TRY IT: Pull every line with "Dinner" from the entries below.

MATERIAL TO PROCESS:
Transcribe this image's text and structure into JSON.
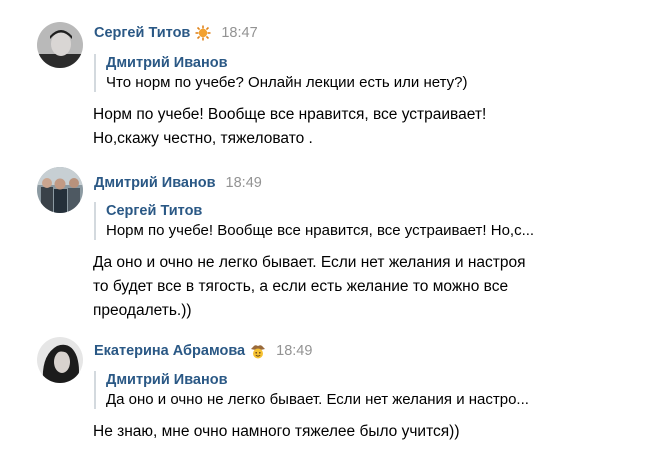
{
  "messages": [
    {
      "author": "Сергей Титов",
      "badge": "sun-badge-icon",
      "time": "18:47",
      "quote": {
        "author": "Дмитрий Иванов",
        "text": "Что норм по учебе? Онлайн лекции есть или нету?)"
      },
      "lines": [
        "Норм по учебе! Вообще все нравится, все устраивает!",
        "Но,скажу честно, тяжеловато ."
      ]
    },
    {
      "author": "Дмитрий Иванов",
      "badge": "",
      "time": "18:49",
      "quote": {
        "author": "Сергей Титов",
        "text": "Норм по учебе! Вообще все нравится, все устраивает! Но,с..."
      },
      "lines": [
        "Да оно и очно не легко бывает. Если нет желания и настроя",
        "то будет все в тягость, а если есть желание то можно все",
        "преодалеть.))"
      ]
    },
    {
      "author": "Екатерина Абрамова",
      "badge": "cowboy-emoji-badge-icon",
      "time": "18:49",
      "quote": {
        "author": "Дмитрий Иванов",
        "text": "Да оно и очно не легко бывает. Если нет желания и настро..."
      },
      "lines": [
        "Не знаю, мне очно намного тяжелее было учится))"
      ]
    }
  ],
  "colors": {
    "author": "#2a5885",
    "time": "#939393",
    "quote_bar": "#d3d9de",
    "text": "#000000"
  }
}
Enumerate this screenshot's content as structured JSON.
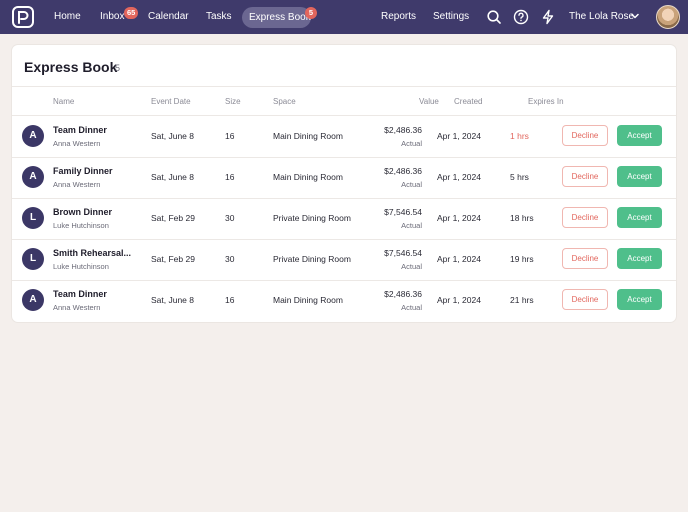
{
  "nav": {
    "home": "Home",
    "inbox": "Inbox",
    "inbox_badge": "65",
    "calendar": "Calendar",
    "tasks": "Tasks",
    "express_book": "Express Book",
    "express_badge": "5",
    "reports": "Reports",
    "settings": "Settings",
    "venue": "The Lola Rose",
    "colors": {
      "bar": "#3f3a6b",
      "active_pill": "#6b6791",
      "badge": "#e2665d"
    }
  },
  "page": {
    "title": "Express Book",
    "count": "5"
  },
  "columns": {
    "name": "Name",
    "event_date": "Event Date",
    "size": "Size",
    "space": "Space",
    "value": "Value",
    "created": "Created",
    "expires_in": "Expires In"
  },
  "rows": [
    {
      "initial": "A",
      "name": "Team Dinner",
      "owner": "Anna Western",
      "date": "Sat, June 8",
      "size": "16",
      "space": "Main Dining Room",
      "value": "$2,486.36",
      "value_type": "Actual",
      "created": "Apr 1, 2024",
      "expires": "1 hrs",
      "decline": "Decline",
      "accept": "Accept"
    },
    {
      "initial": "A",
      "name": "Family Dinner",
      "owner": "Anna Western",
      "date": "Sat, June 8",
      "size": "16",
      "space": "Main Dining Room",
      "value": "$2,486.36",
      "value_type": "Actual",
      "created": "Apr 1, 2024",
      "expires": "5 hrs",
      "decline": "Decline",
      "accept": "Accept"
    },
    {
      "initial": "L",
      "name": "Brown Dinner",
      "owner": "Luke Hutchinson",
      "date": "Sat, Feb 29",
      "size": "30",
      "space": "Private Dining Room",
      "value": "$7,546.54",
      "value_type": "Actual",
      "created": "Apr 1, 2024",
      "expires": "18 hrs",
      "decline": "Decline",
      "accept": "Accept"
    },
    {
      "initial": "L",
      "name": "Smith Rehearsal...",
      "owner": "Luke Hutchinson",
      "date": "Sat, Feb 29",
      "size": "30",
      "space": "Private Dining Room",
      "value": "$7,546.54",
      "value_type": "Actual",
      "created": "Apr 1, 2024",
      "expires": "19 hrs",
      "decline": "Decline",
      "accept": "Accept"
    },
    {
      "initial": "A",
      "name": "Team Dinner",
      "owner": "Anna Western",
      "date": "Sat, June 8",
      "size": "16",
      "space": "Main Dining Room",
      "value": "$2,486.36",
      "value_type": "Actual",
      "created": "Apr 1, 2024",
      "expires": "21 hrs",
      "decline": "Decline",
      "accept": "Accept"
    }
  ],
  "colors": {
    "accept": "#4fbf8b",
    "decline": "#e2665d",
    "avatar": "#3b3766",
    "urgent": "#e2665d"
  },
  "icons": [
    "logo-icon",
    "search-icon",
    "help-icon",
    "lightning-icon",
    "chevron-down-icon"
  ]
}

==

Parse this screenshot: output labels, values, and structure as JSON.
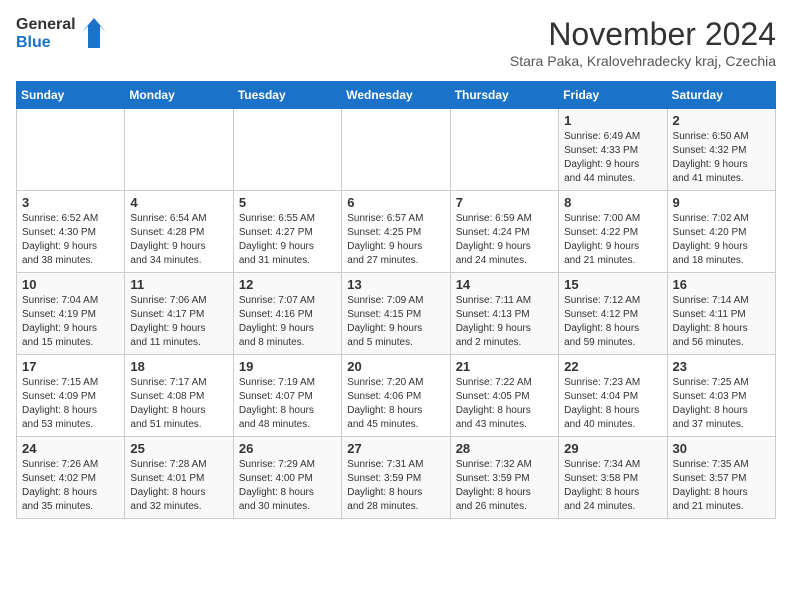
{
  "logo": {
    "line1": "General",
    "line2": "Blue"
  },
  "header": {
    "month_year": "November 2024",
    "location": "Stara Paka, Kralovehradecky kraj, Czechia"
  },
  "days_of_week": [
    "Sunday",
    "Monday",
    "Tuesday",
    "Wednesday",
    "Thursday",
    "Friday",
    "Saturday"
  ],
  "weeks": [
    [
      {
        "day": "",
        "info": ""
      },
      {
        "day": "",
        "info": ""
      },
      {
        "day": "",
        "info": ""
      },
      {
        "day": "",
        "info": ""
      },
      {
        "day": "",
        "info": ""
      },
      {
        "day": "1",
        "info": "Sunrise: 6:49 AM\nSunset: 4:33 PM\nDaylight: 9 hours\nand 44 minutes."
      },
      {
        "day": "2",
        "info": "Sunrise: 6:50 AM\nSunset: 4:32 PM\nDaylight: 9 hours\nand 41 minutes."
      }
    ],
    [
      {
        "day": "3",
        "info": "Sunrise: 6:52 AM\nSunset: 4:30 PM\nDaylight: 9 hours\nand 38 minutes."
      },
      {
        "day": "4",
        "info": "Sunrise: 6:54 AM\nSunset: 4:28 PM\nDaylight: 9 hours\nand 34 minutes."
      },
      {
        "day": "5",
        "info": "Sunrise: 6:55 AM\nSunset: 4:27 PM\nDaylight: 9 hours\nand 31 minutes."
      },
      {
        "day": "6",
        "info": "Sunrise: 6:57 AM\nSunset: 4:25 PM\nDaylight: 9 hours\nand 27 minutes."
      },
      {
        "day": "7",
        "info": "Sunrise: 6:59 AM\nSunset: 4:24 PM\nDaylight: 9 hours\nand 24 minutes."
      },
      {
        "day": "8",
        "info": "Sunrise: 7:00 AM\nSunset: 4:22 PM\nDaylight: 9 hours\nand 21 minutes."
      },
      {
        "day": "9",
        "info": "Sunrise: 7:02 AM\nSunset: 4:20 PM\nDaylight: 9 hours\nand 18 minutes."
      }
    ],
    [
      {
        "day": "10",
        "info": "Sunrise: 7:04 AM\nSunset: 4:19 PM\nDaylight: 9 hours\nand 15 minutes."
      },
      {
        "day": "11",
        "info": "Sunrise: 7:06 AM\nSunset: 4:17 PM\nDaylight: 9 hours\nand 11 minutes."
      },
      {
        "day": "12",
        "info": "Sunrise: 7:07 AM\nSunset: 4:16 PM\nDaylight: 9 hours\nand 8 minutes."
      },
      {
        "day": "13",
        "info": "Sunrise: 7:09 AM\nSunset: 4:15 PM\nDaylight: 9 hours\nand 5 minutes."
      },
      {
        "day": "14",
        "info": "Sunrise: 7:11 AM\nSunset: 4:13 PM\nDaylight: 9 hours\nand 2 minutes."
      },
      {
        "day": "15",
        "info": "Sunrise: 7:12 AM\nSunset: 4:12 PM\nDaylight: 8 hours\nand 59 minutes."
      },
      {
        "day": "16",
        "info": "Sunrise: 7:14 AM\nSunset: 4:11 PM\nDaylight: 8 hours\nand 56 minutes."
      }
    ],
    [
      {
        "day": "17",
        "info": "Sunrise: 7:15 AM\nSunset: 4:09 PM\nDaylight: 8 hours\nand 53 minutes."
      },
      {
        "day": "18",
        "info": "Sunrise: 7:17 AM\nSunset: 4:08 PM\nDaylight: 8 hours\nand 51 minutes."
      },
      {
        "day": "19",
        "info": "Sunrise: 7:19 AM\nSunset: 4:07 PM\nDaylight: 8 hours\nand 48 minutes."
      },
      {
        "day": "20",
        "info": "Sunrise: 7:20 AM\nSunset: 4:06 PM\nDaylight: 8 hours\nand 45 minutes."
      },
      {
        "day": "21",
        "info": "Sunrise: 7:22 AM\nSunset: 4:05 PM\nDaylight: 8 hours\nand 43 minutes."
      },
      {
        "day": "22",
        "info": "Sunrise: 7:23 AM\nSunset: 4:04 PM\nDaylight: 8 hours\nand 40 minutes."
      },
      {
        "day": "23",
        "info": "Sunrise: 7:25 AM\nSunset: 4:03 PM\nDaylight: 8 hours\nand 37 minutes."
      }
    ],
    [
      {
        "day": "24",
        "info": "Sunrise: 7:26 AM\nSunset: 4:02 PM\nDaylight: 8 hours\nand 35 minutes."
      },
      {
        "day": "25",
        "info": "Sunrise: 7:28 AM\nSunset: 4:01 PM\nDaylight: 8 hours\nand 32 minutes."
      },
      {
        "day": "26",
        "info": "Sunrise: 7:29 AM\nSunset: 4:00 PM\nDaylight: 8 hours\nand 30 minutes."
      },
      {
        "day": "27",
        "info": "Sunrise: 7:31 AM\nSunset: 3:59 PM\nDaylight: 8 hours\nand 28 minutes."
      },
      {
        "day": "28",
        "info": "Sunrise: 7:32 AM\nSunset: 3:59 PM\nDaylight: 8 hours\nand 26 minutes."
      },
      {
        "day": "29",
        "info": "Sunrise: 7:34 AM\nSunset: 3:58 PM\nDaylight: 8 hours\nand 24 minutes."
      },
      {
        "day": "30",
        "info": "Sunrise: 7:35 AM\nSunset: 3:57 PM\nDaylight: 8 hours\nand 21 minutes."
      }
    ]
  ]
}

EXPECTED ANSWER:
      "name": "Team Dinner",
      "name": "Family Dinner",
      "name": "Brown Dinner",
      "name": "Team Dinner",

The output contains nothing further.